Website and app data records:
Content starts
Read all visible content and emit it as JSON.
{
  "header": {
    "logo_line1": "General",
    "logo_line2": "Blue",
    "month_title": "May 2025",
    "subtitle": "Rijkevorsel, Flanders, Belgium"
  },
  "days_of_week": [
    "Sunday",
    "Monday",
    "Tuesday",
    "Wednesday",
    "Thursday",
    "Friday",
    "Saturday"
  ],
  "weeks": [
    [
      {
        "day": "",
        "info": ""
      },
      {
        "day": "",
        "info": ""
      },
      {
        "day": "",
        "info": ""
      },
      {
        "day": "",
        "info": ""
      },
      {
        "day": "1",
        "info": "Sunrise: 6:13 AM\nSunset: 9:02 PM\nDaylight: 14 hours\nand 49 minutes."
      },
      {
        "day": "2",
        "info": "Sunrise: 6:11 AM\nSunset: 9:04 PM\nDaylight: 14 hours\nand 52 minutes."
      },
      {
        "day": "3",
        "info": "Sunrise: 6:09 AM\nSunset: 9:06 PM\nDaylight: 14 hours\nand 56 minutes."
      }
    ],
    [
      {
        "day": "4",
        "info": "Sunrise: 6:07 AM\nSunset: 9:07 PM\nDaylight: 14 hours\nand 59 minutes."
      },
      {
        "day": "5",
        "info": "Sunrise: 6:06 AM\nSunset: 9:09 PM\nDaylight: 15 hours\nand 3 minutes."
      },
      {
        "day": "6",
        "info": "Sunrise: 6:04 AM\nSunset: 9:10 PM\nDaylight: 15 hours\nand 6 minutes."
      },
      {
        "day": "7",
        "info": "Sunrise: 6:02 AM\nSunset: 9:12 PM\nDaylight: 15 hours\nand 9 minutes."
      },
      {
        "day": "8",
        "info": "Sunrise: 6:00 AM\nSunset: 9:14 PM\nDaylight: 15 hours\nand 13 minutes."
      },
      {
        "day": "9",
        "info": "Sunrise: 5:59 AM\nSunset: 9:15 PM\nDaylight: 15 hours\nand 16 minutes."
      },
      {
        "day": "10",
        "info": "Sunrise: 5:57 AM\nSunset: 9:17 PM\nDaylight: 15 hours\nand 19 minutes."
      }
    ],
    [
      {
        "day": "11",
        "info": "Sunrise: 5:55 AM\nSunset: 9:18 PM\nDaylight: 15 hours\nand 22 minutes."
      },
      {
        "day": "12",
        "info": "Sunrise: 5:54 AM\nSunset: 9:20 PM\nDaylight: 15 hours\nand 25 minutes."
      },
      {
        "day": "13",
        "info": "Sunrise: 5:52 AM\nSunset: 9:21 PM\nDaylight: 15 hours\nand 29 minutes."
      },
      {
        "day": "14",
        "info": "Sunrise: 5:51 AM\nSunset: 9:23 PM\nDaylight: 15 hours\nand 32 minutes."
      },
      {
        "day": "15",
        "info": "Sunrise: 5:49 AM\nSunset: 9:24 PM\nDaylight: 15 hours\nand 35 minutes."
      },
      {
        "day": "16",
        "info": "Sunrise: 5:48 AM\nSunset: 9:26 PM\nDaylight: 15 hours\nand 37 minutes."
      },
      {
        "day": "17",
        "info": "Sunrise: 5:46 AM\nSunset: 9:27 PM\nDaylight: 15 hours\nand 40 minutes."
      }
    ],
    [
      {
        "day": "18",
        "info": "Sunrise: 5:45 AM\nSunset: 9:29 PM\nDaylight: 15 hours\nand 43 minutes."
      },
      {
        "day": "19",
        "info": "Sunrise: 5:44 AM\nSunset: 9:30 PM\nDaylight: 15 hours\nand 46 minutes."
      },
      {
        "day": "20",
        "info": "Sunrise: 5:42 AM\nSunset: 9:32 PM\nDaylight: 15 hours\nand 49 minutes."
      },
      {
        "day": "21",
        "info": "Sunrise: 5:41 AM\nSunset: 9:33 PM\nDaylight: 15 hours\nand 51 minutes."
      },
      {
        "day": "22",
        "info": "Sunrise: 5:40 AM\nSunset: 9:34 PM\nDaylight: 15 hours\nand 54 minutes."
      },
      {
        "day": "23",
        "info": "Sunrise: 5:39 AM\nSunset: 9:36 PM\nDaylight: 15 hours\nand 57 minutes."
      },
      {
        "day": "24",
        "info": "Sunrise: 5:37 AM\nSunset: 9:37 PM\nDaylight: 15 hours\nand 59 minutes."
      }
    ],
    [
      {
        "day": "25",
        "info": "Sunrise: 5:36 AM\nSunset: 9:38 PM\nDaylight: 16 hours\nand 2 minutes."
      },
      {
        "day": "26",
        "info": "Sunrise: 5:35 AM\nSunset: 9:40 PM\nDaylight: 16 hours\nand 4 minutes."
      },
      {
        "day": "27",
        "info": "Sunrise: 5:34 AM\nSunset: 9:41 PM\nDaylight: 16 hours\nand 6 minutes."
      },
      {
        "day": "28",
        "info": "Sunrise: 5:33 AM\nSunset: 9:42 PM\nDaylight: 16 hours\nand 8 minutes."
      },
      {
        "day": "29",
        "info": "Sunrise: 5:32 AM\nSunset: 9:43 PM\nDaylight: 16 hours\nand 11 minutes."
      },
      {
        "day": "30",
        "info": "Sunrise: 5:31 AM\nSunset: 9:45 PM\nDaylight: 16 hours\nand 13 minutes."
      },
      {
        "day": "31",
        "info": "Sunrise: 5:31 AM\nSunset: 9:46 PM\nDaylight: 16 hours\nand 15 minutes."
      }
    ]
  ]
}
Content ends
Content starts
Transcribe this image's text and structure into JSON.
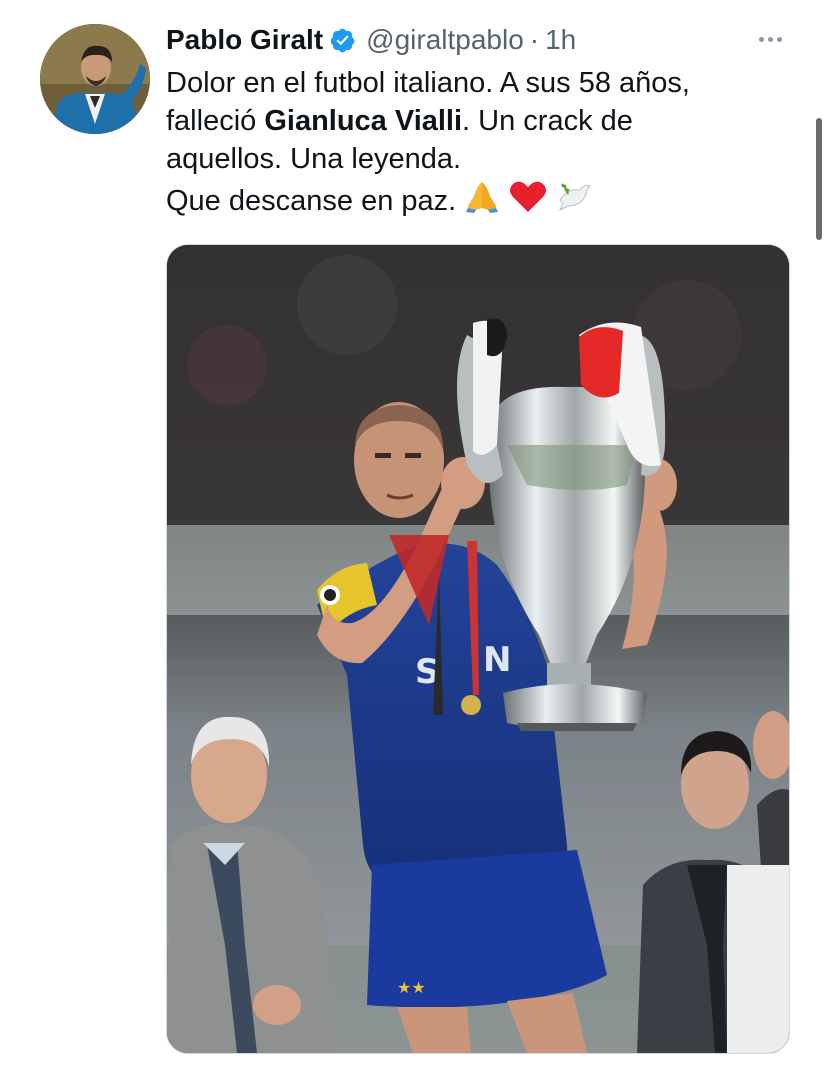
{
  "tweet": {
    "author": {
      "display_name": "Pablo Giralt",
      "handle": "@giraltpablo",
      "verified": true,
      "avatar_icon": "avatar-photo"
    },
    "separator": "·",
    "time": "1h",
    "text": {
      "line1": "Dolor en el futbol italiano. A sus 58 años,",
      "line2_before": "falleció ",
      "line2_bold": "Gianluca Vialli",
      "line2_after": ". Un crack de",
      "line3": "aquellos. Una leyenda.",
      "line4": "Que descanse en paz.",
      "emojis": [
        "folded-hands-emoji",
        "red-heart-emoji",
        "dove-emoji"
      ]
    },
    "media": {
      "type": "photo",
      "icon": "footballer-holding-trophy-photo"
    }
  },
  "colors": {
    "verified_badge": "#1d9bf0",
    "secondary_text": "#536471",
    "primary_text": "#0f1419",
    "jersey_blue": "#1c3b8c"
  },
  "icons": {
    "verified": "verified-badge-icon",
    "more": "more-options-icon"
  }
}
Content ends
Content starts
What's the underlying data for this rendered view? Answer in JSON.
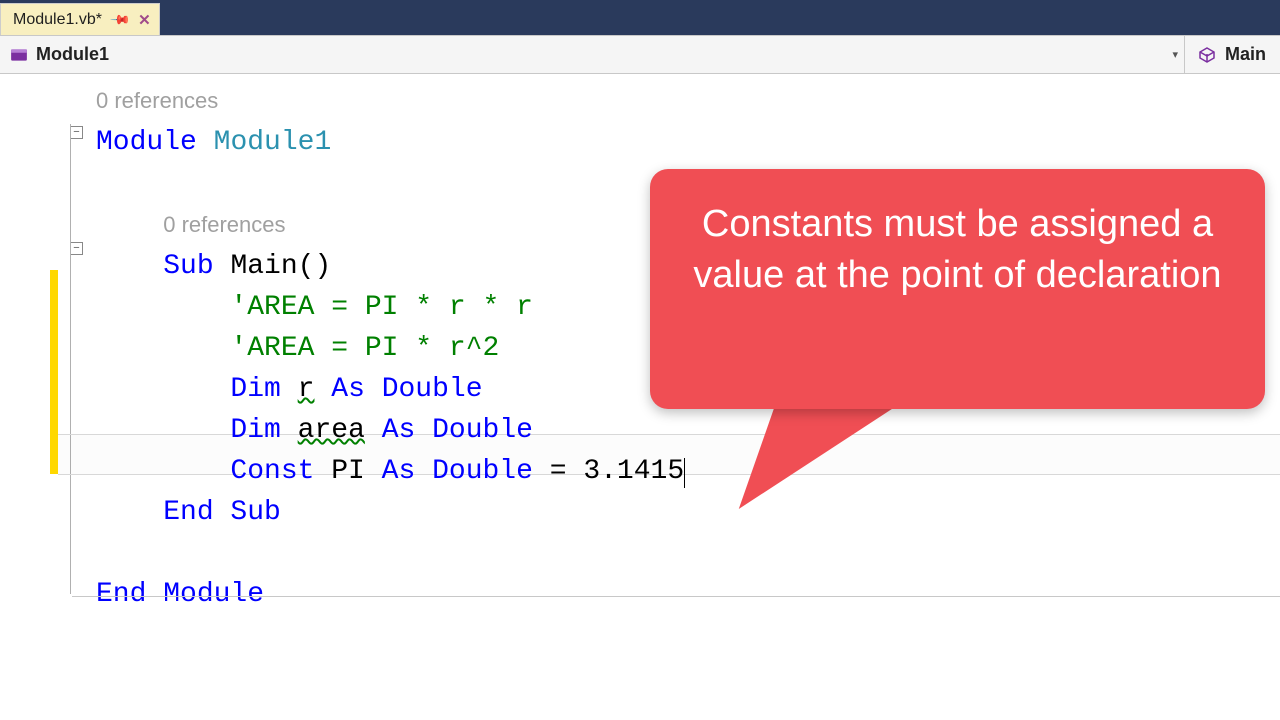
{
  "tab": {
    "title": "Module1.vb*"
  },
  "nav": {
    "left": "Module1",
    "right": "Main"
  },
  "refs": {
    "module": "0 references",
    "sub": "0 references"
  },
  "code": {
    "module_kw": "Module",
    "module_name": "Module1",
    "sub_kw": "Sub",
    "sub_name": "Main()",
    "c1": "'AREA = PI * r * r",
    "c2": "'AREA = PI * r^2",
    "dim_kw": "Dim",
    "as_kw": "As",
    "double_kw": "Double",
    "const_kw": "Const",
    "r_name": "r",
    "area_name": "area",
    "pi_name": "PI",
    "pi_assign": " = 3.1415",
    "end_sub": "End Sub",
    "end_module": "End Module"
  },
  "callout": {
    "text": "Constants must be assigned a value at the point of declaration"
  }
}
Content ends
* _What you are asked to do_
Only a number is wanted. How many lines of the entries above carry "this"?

* _Reply_
2